There are multiple recent reports of the abuse of surveillance equipment in Botswana to suppress reporting and public awareness of governmental corruption. In 2014, it was reported that the DISS participated in using surveillance and jamming technology developed by Elbit Systems to conduct “electronic warfare” against the media. In addition, the DISS has reportedly engaged in attempts to compromise the privacy of relationships between sources and reporters.

Chile

Our scanning identified what appeared to be a single Circles system in Chile, codename Cadillac Polaris. The system appears to be operated by the Investigations Police of Chile (PDI), as the Check Point firewalls identify the client as “Chile PDI.” The PDI is Chile’s main law enforcement agency. The Chile PDI was also a customer of Hacking Team’s Remote Control System (RCS) spyware, although they claimed that the spyware was only used for prosecuting crimes with prior judicial authorization.

Surveillance Abuses in Chile

Between 2017 and 2018, Chile’s other major national police agency, the Carabineros, reportedly illegally intercepted the calls, WhatsApp chats, and Telegram messages of multiple journalists. Chilean police also intercepted the communications of Indigenous Mapuche leaders and cited intercepted chats to justify the arrests. However, officials were later prosecuted for planting false evidence on the leaders’ phones.

Guatemala

We identified a single Circles system in Guatemala, Ginetta Galileo. The system appears to have been operated by the General Directorate of Civil Intelligence (DIGICI), as public WHOIS information records that the firewall IPs are registered to “Dirección General de Inteligencia Civil.”

Surveillance Abuses in Guatemala

A 2018 investigation by Guatemalan newspaper Nuestro Diario found that an Israeli arms dealer sold a variety of spy tools, including NSO Group’s Pegasus spyware and a Circles system, to a secret unit within DIGICI. The unit reportedly used the equipment to conduct illegal surveillance against journalists, businesspeople, and political opponents of the government. The surveillance arose amidst extreme physical threat to members of civil society. A recent report identified over 900 attacks between 2017-2018 in Guatemala, originating from both government and non-state actors.

Mexico

We identified what appear to be ten Circles systems in Mexico.
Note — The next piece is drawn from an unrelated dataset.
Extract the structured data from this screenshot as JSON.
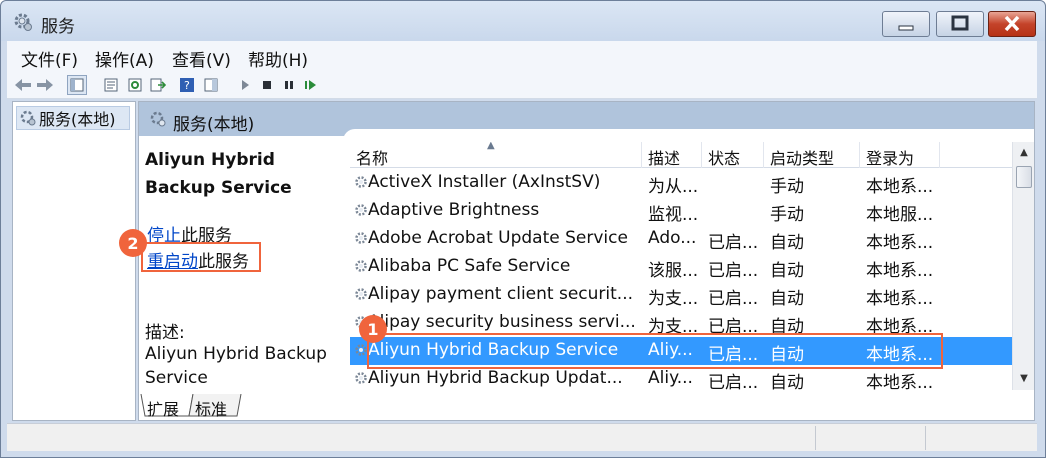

One system, Mercedes Ventura, appears to have been used by the Mexican Navy (SEMAR). All firewall IPs for the Mercedes Ventura system were in /24s with multiple other IP addresses that are pointed to by domain names and return valid TLS certificates for semar.gob.mx and other websites linked to the Mexican Navy. An unnamed system appears to have been used by the State of Durango, as one of its firewall IPs was also pointed to by dozens of subdomains of durango.gob.mx. Additional details about the Mexico Circles systems are in Appendix A.

Reporting has previously connected the Mexican government to the purchase of other SS7 surveillance equipment, such as ULIN made by Ability, as well as a system codenamed SkyLock sold by Verint Systems Inc.

Surveillance Abuses in Mexico

Mexico has an extensive history of surveillance abuses. Notably, our prior research has shown that entities within Mexico’s government serially abused NSO Group’s Pegasus spyware to target over 25 reporters, human rights defenders, and the families of individuals killed and disappeared by cartels. The pattern of abuses extends to other forms of digital surveillance.

Human rights organizations have documented that Mexico’s Navy has been responsible for civilian casualties in conflicts and human rights violations, including illegal detention, kidnapping, torture, and sexual torture. Mexico’s National Human Rights Commission recently confirmed this pattern in a recommendation.

Morocco

Our scanning identified what appeared to be a single Circles system in Morocco. The Morocco client’s IPs are in the same /27 as several websites of the Bureau central d’investigation judiciaire (BCIJ), and are in the same /26 as the website of the Moroccan Auxiliary Forces (FA). Both the FA and BCIJ are under the auspices of Morocco’s Ministry of Interior. A government agency in Morocco also appears to be a client of Circles’ affiliate NSO Group, though the identity of this Moroccan agency has not been established.

Read the full article Source – Citizenlab

Post a Comment